6 Stated willingness to comply with all study procedures
7 No history of blood transfusion in last 21 days.
8 No history of PET-CT scan in last 21 days.
For Exclusion, an individual may meet any of the following criteria:
1. Age – < 18 years
2. Received any form of cancer therapy (radiation/ chemotherapy/surgery/
Endocrine / immunotherapy etc.). In case of recurrence/refractory/relapsed malignancy, received any form of
cancer therapy (radiation/ chemotherapy/surgery/ endocrine etc.) within 90 days prior to sample collection.
3. Unable to provide informed consent
4. Unable to comply with all project screening procedures
5. Unable/unwilling to provide blood sample as per study requirement.
6. Oral or IV corticosteroid use in past 14 days prior to blood draw
7. Current febrile illness
8. Acute exacerbation or flare of an inflammatory condition requiring escalation in medical therapy within 14 days prior to blood draw.
9. History of blood transfusion/ PET-CT scan/CT-scan in last 21 days
10. HIV/HBV/HCV infection.
7. Study Assessment
After eligibility determination, detailed information sharing about the nature of study and answering all concerns and queries of study participants, study enrollment will be done and written informed consent will be obtained.
All patients will undergo tissue histopathological diagnosis as a part of their standard of care (SoC) management. In case of molecular analysis required as part of SoC, same may be conducted. All such SoC investigations are not being conducted as part of TrueBlood study but as part of routine management, and hence DCGL or others working on sponsor’s behalf will not be liable for any financial or legal implications arising out of these SoC investigations. Study participant will not undergo any additional procedure exclusively for TrueBlood project except for peripheral 15-20 ml blood sample collection which is not associated with significant health hazard. Tissue sample will be provided to DCGL only when patient is undergoing tissue sampling for SoC management and providing additional tissue sample to TrueBlood project does not impose any significant additional risk to study participant.
The clinical records and results of SoC investigations like HPE, IHC and molecular analysis reports along with relevant clinical data will be collected as a part of TrueBlood project.
Patient will provide blood sample for the study before (Preferably) or after the invasive biopsy, subject to adherence to the inclusion criteria enumerated above.
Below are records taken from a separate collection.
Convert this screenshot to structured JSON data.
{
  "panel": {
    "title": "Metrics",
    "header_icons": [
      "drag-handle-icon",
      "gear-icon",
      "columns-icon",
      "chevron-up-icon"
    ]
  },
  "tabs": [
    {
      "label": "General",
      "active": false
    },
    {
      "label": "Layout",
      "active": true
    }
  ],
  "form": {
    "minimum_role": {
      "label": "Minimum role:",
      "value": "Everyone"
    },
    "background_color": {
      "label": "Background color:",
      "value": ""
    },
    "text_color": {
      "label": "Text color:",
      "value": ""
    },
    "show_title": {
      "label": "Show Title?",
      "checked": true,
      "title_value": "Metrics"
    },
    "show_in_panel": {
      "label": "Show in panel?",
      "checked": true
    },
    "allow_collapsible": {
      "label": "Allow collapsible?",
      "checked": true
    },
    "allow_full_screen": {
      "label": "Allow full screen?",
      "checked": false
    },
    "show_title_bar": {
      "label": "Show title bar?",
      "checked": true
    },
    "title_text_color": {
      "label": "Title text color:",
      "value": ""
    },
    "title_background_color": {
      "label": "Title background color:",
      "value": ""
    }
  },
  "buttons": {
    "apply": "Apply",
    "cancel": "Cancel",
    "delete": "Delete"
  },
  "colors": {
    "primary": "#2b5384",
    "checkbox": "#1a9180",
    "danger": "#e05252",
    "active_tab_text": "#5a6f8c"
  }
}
Effort will be made to obtain tissue sample whenever feasible.
8. Study Conduct
a. STEP 1 (Recruitment and Consent):
Patients fulfilling eligibility criteria are recruited after providing detailed information about study protocol, its utility and limitations. Participant enters study only after providing written informed consent.
b. STEPS 2: (Sample Collection) :
After consent, participants submit blood sample as proposed in study assessment, before starting treatment. Whenever feasible tissue sample will be provided.
c. STEP 3 (Sample Processing):
Samples will be processed at DCGL as per TrueBlood protocol.
d. STEP 4 (Data Evaluation):
The data from study analytes of Cell free DNAs ± RNAs ± CTCs will be compared with available histopathogical diagnosis and molecular analysis reports to determine sensitivity and specificity TrueBlood and analyze whether it can replace invasive tissue biopsy.